+++ Records supplied +++

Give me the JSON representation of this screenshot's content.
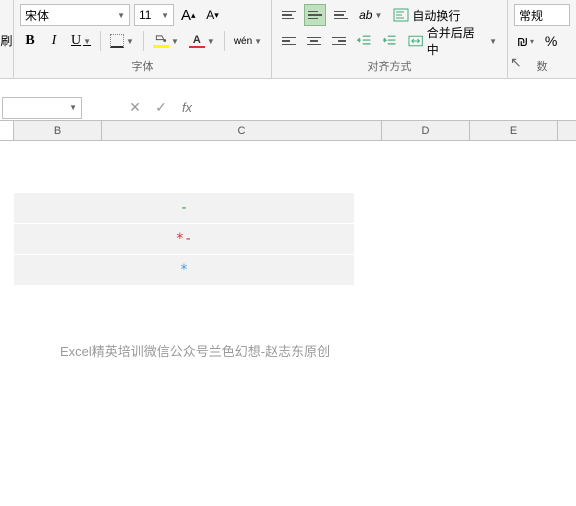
{
  "ribbon": {
    "font": {
      "name": "宋体",
      "size": "11",
      "increase": "A",
      "decrease": "A",
      "bold": "B",
      "italic": "I",
      "underline": "U",
      "wen": "wén",
      "group_label": "字体"
    },
    "align": {
      "wrap": "自动换行",
      "merge": "合并后居中",
      "group_label": "对齐方式"
    },
    "number": {
      "format": "常规",
      "percent": "%",
      "group_label": "数"
    },
    "brush": "刷"
  },
  "formula_bar": {
    "cancel": "✕",
    "confirm": "✓",
    "fx": "fx",
    "value": ""
  },
  "columns": {
    "B": "B",
    "C": "C",
    "D": "D",
    "E": "E"
  },
  "cells": {
    "r1": "-",
    "r2": "*-",
    "r3": "*"
  },
  "attribution": "Excel精英培训微信公众号兰色幻想-赵志东原创"
}
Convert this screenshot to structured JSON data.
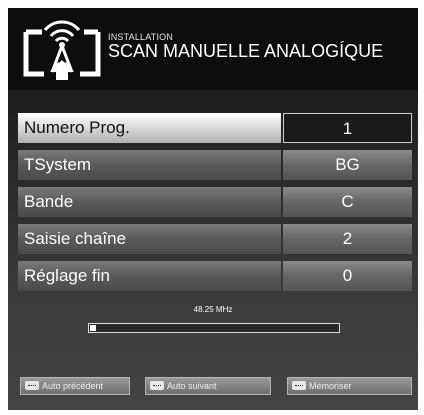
{
  "header": {
    "subtitle": "INSTALLATION",
    "title": "SCAN MANUELLE ANALOGÍQUE",
    "icon": "antenna-broadcast-icon"
  },
  "settings": [
    {
      "label": "Numero Prog.",
      "value": "1",
      "selected": true
    },
    {
      "label": "TSystem",
      "value": "BG",
      "selected": false
    },
    {
      "label": "Bande",
      "value": "C",
      "selected": false
    },
    {
      "label": "Saisie chaîne",
      "value": "2",
      "selected": false
    },
    {
      "label": "Réglage fin",
      "value": "0",
      "selected": false
    }
  ],
  "scan": {
    "frequency": "48.25 MHz",
    "progress": 0.02
  },
  "footer": {
    "buttons": [
      {
        "label": "Auto précédent",
        "key": "red-key-icon"
      },
      {
        "label": "Auto suivant",
        "key": "green-key-icon"
      },
      {
        "label": "Mémoriser",
        "key": "blue-key-icon"
      }
    ]
  }
}
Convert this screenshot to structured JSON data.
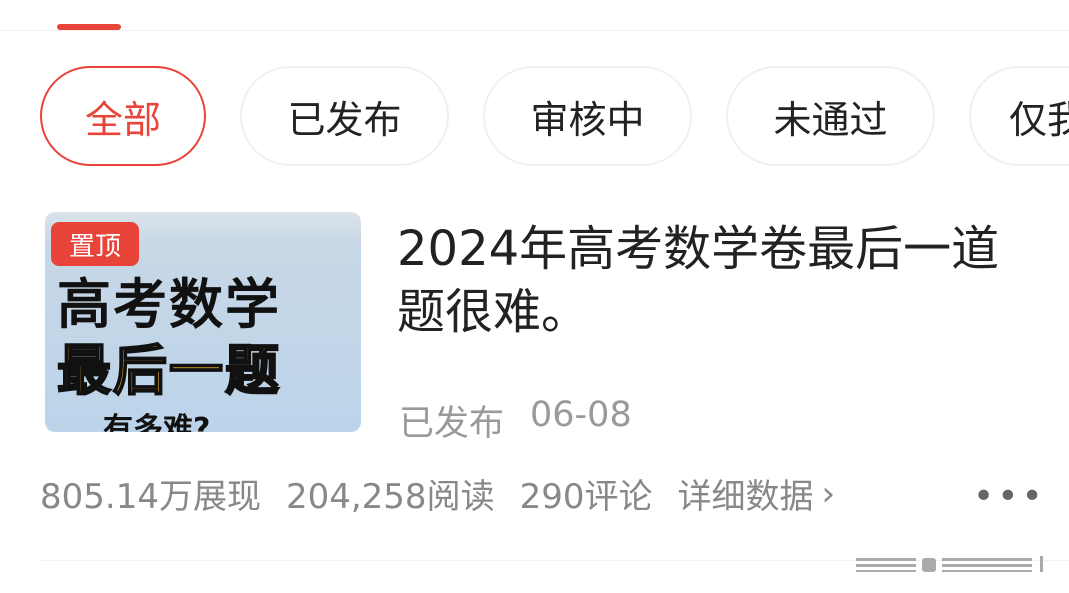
{
  "tabs": [
    {
      "label": "全部",
      "active": true
    },
    {
      "label": "已发布"
    },
    {
      "label": "审核中"
    },
    {
      "label": "未通过"
    },
    {
      "label": "仅我"
    }
  ],
  "article": {
    "thumbnail": {
      "pin_label": "置顶",
      "line1": "高考数学",
      "line2": "最后一题",
      "line3": "有多难?"
    },
    "title": "2024年高考数学卷最后一道题很难。",
    "status": "已发布",
    "date": "06-08",
    "stats": {
      "impressions": "805.14万展现",
      "reads": "204,258阅读",
      "comments": "290评论",
      "details_label": "详细数据"
    },
    "more_icon": "more-dots-icon"
  },
  "colors": {
    "accent": "#e8443a",
    "muted_text": "#999999",
    "thumb_bg": "#bcd4ea",
    "thumb_highlight": "#f5b82a"
  }
}
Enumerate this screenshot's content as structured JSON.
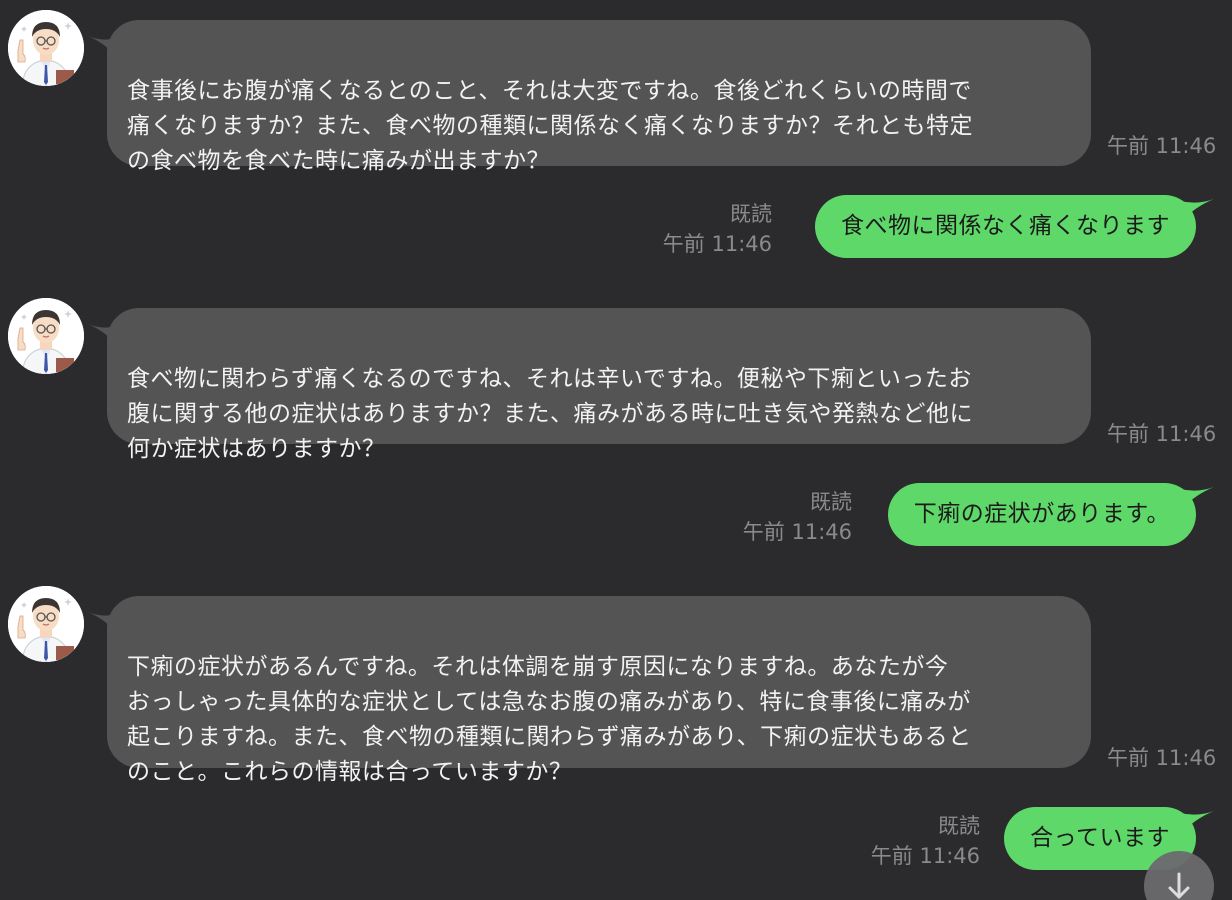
{
  "messages": [
    {
      "from": "doctor",
      "text": "食事後にお腹が痛くなるとのこと、それは大変ですね。食後どれくらいの時間で\n痛くなりますか？また、食べ物の種類に関係なく痛くなりますか？それとも特定\nの食べ物を食べた時に痛みが出ますか？",
      "time": "午前 11:46"
    },
    {
      "from": "user",
      "text": "食べ物に関係なく痛くなります",
      "read": "既読",
      "time": "午前 11:46"
    },
    {
      "from": "doctor",
      "text": "食べ物に関わらず痛くなるのですね、それは辛いですね。便秘や下痢といったお\n腹に関する他の症状はありますか？また、痛みがある時に吐き気や発熱など他に\n何か症状はありますか？",
      "time": "午前 11:46"
    },
    {
      "from": "user",
      "text": "下痢の症状があります。",
      "read": "既読",
      "time": "午前 11:46"
    },
    {
      "from": "doctor",
      "text": "下痢の症状があるんですね。それは体調を崩す原因になりますね。あなたが今\nおっしゃった具体的な症状としては急なお腹の痛みがあり、特に食事後に痛みが\n起こりますね。また、食べ物の種類に関わらず痛みがあり、下痢の症状もあると\nのこと。これらの情報は合っていますか？",
      "time": "午前 11:46"
    },
    {
      "from": "user",
      "text": "合っています",
      "read": "既読",
      "time": "午前 11:46"
    }
  ],
  "icons": {
    "avatar": "doctor-avatar-icon",
    "scroll": "arrow-down-icon"
  },
  "colors": {
    "background": "#2b2b2e",
    "incoming_bubble": "#545454",
    "outgoing_bubble": "#5fd86a",
    "meta_text": "#8a8a8a"
  }
}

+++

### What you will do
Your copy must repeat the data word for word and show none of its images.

### Response box
Give me the JSON representation of this screenshot's content.
{
  "ribbon": {
    "font": {
      "name": "宋体",
      "size": "11",
      "increase": "A",
      "decrease": "A",
      "bold": "B",
      "italic": "I",
      "underline": "U",
      "wen": "wén",
      "group_label": "字体"
    },
    "align": {
      "wrap": "自动换行",
      "merge": "合并后居中",
      "group_label": "对齐方式"
    },
    "number": {
      "format": "常规",
      "percent": "%",
      "group_label": "数"
    },
    "brush": "刷"
  },
  "formula_bar": {
    "cancel": "✕",
    "confirm": "✓",
    "fx": "fx",
    "value": ""
  },
  "columns": {
    "B": "B",
    "C": "C",
    "D": "D",
    "E": "E"
  },
  "cells": {
    "r1": "-",
    "r2": "*-",
    "r3": "*"
  },
  "attribution": "Excel精英培训微信公众号兰色幻想-赵志东原创"
}
Convert this screenshot to structured JSON data.
{
  "header": {
    "subtitle": "INSTALLATION",
    "title": "SCAN MANUELLE ANALOGÍQUE",
    "icon": "antenna-broadcast-icon"
  },
  "settings": [
    {
      "label": "Numero Prog.",
      "value": "1",
      "selected": true
    },
    {
      "label": "TSystem",
      "value": "BG",
      "selected": false
    },
    {
      "label": "Bande",
      "value": "C",
      "selected": false
    },
    {
      "label": "Saisie chaîne",
      "value": "2",
      "selected": false
    },
    {
      "label": "Réglage fin",
      "value": "0",
      "selected": false
    }
  ],
  "scan": {
    "frequency": "48.25 MHz",
    "progress": 0.02
  },
  "footer": {
    "buttons": [
      {
        "label": "Auto précédent",
        "key": "red-key-icon"
      },
      {
        "label": "Auto suivant",
        "key": "green-key-icon"
      },
      {
        "label": "Mémoriser",
        "key": "blue-key-icon"
      }
    ]
  }
}
Convert this screenshot to structured JSON data.
{
  "tabs": [
    {
      "label": "全部",
      "active": true
    },
    {
      "label": "已发布"
    },
    {
      "label": "审核中"
    },
    {
      "label": "未通过"
    },
    {
      "label": "仅我"
    }
  ],
  "article": {
    "thumbnail": {
      "pin_label": "置顶",
      "line1": "高考数学",
      "line2": "最后一题",
      "line3": "有多难?"
    },
    "title": "2024年高考数学卷最后一道题很难。",
    "status": "已发布",
    "date": "06-08",
    "stats": {
      "impressions": "805.14万展现",
      "reads": "204,258阅读",
      "comments": "290评论",
      "details_label": "详细数据"
    },
    "more_icon": "more-dots-icon"
  },
  "colors": {
    "accent": "#e8443a",
    "muted_text": "#999999",
    "thumb_bg": "#bcd4ea",
    "thumb_highlight": "#f5b82a"
  }
}
Enumerate this screenshot's content as structured JSON.
{
  "messages": [
    {
      "from": "doctor",
      "text": "食事後にお腹が痛くなるとのこと、それは大変ですね。食後どれくらいの時間で\n痛くなりますか？また、食べ物の種類に関係なく痛くなりますか？それとも特定\nの食べ物を食べた時に痛みが出ますか？",
      "time": "午前 11:46"
    },
    {
      "from": "user",
      "text": "食べ物に関係なく痛くなります",
      "read": "既読",
      "time": "午前 11:46"
    },
    {
      "from": "doctor",
      "text": "食べ物に関わらず痛くなるのですね、それは辛いですね。便秘や下痢といったお\n腹に関する他の症状はありますか？また、痛みがある時に吐き気や発熱など他に\n何か症状はありますか？",
      "time": "午前 11:46"
    },
    {
      "from": "user",
      "text": "下痢の症状があります。",
      "read": "既読",
      "time": "午前 11:46"
    },
    {
      "from": "doctor",
      "text": "下痢の症状があるんですね。それは体調を崩す原因になりますね。あなたが今\nおっしゃった具体的な症状としては急なお腹の痛みがあり、特に食事後に痛みが\n起こりますね。また、食べ物の種類に関わらず痛みがあり、下痢の症状もあると\nのこと。これらの情報は合っていますか？",
      "time": "午前 11:46"
    },
    {
      "from": "user",
      "text": "合っています",
      "read": "既読",
      "time": "午前 11:46"
    }
  ],
  "icons": {
    "avatar": "doctor-avatar-icon",
    "scroll": "arrow-down-icon"
  },
  "colors": {
    "background": "#2b2b2e",
    "incoming_bubble": "#545454",
    "outgoing_bubble": "#5fd86a",
    "meta_text": "#8a8a8a"
  }
}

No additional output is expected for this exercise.